Although the first policy guidelines for setting up community radio stations were framed in 2002, there are still only around 200 stations in the country. And despite their impact, there are several challenges ahead. Pinky talks of frequency jams because different community radio stations use the same frequency. “In Bengaluru, three radio stations operate on 90.4MHz. So, if we have shows lined up at the same time, a listener who tunes in will hear our programme and also programmes from other radio stations that overlap.”
According to Prof. Devandrappa, it is challenging to produce good quality programmes because of budget constraints, a view that Archana shares. Ansari believes the growth of community radio has been marginal in India with promoters struggling with poor resources, inadequate patronage and technical snags.
Sen agrees that there have been some glitches in the life-cycle of the movement. “The community must feel a sense of ownership for the radio station,” he says. Currently, licences to start community radio are given to NGOs, universities or agricultural institutes. “There may be times when the NGO’s area of interest is not the same as the community’s, so that sense of ownership may be lost,” he says. Sen believes there’s a need to include news in programming which is not permitted now. “Local news is a critical ingredient of community participation and the lack of it has hampered growth.”
Strangely, despite these hurdles, its proponents remain optimistic about the future of community radio in India, about its ability to touch lives, and catalyse change. Pinky believes that in today’s world of converged media, programmes have a greater reach than ever before as they are shared on social media sites. Arti agrees: “The nature of radio technology is such that it pairs beautifully with newer technology.” Interestingly, it could well be brash new social media that community radio uses to come of age.

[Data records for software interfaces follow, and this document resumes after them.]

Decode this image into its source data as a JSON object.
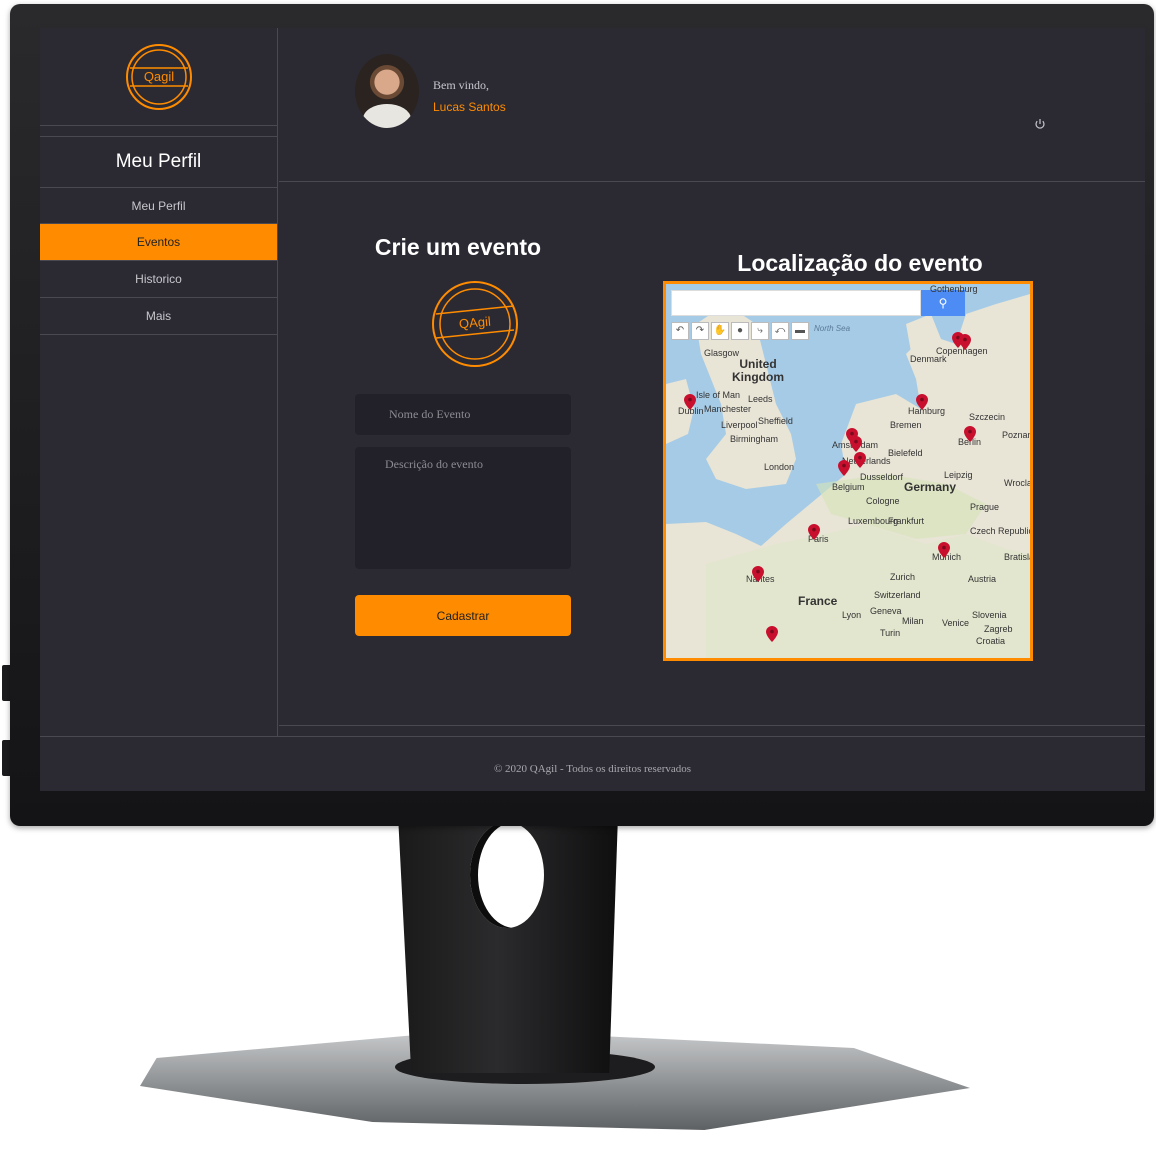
{
  "app": {
    "brand": "QAgil",
    "logo_text": "Qagil"
  },
  "sidebar": {
    "title": "Meu Perfil",
    "items": [
      {
        "label": "Meu Perfil",
        "active": false
      },
      {
        "label": "Eventos",
        "active": true
      },
      {
        "label": "Historico",
        "active": false
      },
      {
        "label": "Mais",
        "active": false
      }
    ]
  },
  "header": {
    "welcome": "Bem vindo,",
    "user_name": "Lucas Santos",
    "power_icon": "power-icon"
  },
  "form": {
    "title": "Crie um evento",
    "logo_text": "QAgil",
    "name_placeholder": "Nome do Evento",
    "description_placeholder": "Descrição do evento",
    "submit_label": "Cadastrar"
  },
  "map": {
    "title": "Localização do evento",
    "search_icon": "search-icon",
    "labels": {
      "gothenburg": "Gothenburg",
      "copenhagen": "Copenhagen",
      "denmark": "Denmark",
      "north_sea": "North Sea",
      "glasgow": "Glasgow",
      "uk": "United Kingdom",
      "isle_of_man": "Isle of Man",
      "dublin": "Dublin",
      "leeds": "Leeds",
      "manchester": "Manchester",
      "sheffield": "Sheffield",
      "liverpool": "Liverpool",
      "birmingham": "Birmingham",
      "london": "London",
      "hamburg": "Hamburg",
      "bremen": "Bremen",
      "szczecin": "Szczecin",
      "berlin": "Berlin",
      "poznan": "Poznan",
      "amsterdam": "Amsterdam",
      "netherlands": "Netherlands",
      "bielefeld": "Bielefeld",
      "dusseldorf": "Dusseldorf",
      "belgium": "Belgium",
      "leipzig": "Leipzig",
      "germany": "Germany",
      "wroclaw": "Wroclaw",
      "cologne": "Cologne",
      "luxembourg": "Luxembourg",
      "frankfurt": "Frankfurt",
      "prague": "Prague",
      "paris": "Paris",
      "czech": "Czech Republic",
      "munich": "Munich",
      "bratislava": "Bratisla",
      "nantes": "Nantes",
      "austria": "Austria",
      "zurich": "Zurich",
      "france": "France",
      "switzerland": "Switzerland",
      "slovenia": "Slovenia",
      "lyon": "Lyon",
      "geneva": "Geneva",
      "milan": "Milan",
      "venice": "Venice",
      "zagreb": "Zagreb",
      "turin": "Turin",
      "croatia": "Croatia"
    }
  },
  "footer": {
    "text": "© 2020 QAgil - Todos os direitos reservados"
  }
}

With inputs from Prafulla Das in Odisha.
First published by The Hindu